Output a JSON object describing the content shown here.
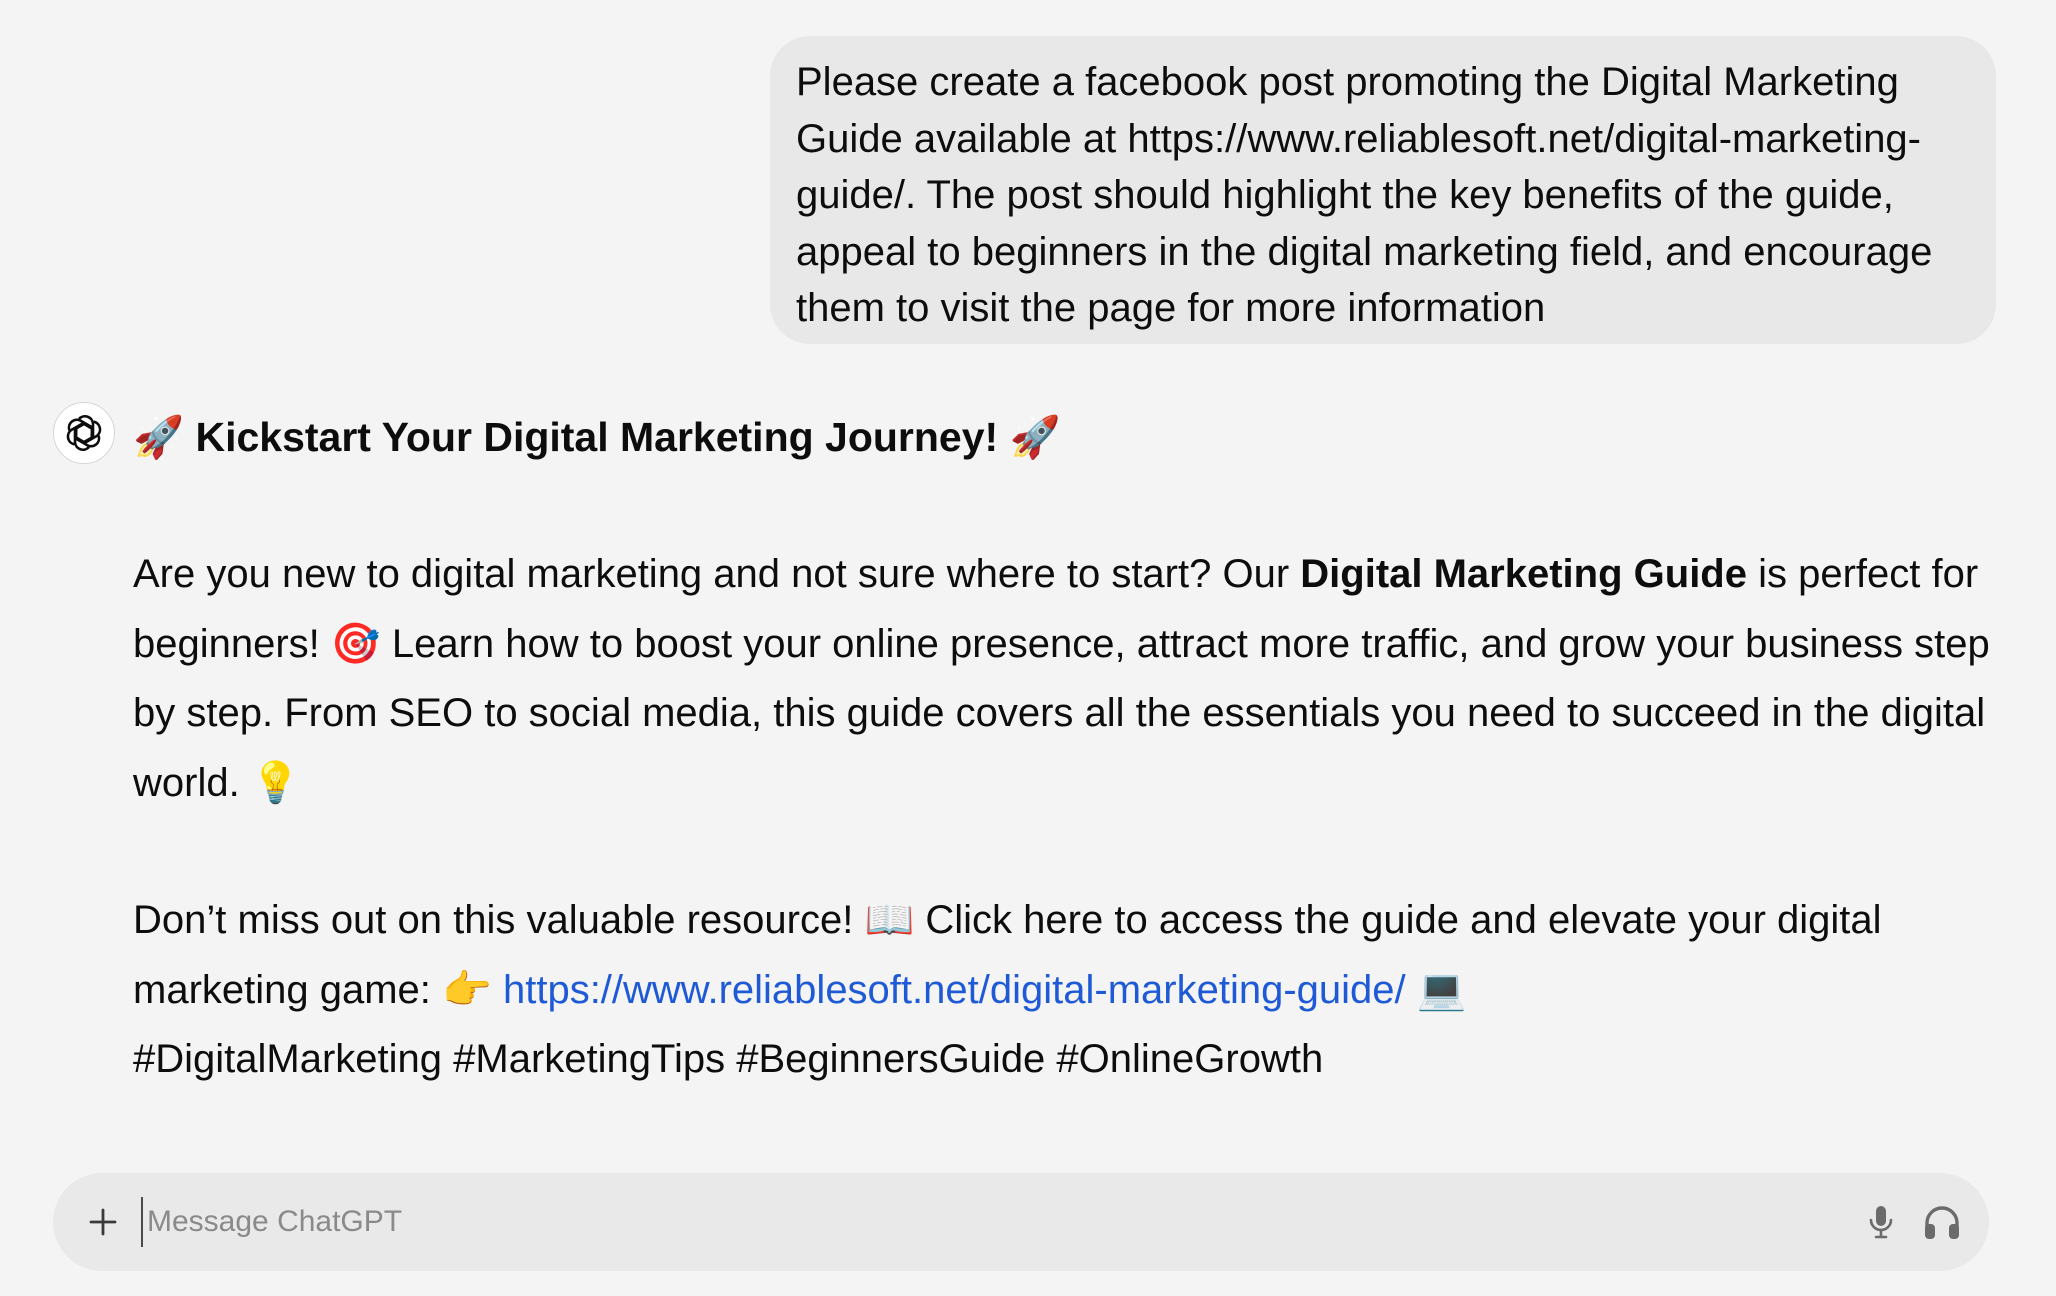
{
  "conversation": {
    "user_message": "Please create a facebook post promoting the Digital Marketing Guide available at https://www.reliablesoft.net/digital-marketing-guide/. The post should highlight the key benefits of the guide, appeal to beginners in the digital marketing field, and encourage them to visit the page for more information",
    "assistant": {
      "avatar_icon": "openai-logo-icon",
      "headline_emoji_left": "🚀",
      "headline": "Kickstart Your Digital Marketing Journey!",
      "headline_emoji_right": "🚀",
      "para1_part1": "Are you new to digital marketing and not sure where to start? Our ",
      "para1_bold": "Digital Marketing Guide",
      "para1_part2": " is perfect for beginners! ",
      "para1_emoji_target": "🎯",
      "para1_part3": " Learn how to boost your online presence, attract more traffic, and grow your business step by step. From SEO to social media, this guide covers all the essentials you need to succeed in the digital world. ",
      "para1_emoji_bulb": "💡",
      "para2_part1": "Don’t miss out on this valuable resource! ",
      "para2_emoji_book": "📖",
      "para2_part2": " Click here to access the guide and elevate your digital marketing game: ",
      "para2_emoji_point": "👉",
      "link_text": "https://www.reliablesoft.net/digital-marketing-guide/",
      "para2_emoji_laptop": "💻",
      "hashtags": "#DigitalMarketing #MarketingTips #BeginnersGuide #OnlineGrowth"
    }
  },
  "composer": {
    "placeholder": "Message ChatGPT",
    "value": "",
    "icons": [
      "plus-icon",
      "microphone-icon",
      "headphones-icon"
    ]
  },
  "colors": {
    "background": "#f4f4f4",
    "user_bubble": "#e8e8e8",
    "composer": "#e9e9e9",
    "link": "#1f5ad6"
  }
}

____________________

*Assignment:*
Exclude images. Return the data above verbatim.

*Answer space:*
Output a JSON object describing the content shown here.
{
  "conversation": {
    "user_message": "Please create a facebook post promoting the Digital Marketing Guide available at https://www.reliablesoft.net/digital-marketing-guide/. The post should highlight the key benefits of the guide, appeal to beginners in the digital marketing field, and encourage them to visit the page for more information",
    "assistant": {
      "avatar_icon": "openai-logo-icon",
      "headline_emoji_left": "🚀",
      "headline": "Kickstart Your Digital Marketing Journey!",
      "headline_emoji_right": "🚀",
      "para1_part1": "Are you new to digital marketing and not sure where to start? Our ",
      "para1_bold": "Digital Marketing Guide",
      "para1_part2": " is perfect for beginners! ",
      "para1_emoji_target": "🎯",
      "para1_part3": " Learn how to boost your online presence, attract more traffic, and grow your business step by step. From SEO to social media, this guide covers all the essentials you need to succeed in the digital world. ",
      "para1_emoji_bulb": "💡",
      "para2_part1": "Don’t miss out on this valuable resource! ",
      "para2_emoji_book": "📖",
      "para2_part2": " Click here to access the guide and elevate your digital marketing game: ",
      "para2_emoji_point": "👉",
      "link_text": "https://www.reliablesoft.net/digital-marketing-guide/",
      "para2_emoji_laptop": "💻",
      "hashtags": "#DigitalMarketing #MarketingTips #BeginnersGuide #OnlineGrowth"
    }
  },
  "composer": {
    "placeholder": "Message ChatGPT",
    "value": "",
    "icons": [
      "plus-icon",
      "microphone-icon",
      "headphones-icon"
    ]
  },
  "colors": {
    "background": "#f4f4f4",
    "user_bubble": "#e8e8e8",
    "composer": "#e9e9e9",
    "link": "#1f5ad6"
  }
}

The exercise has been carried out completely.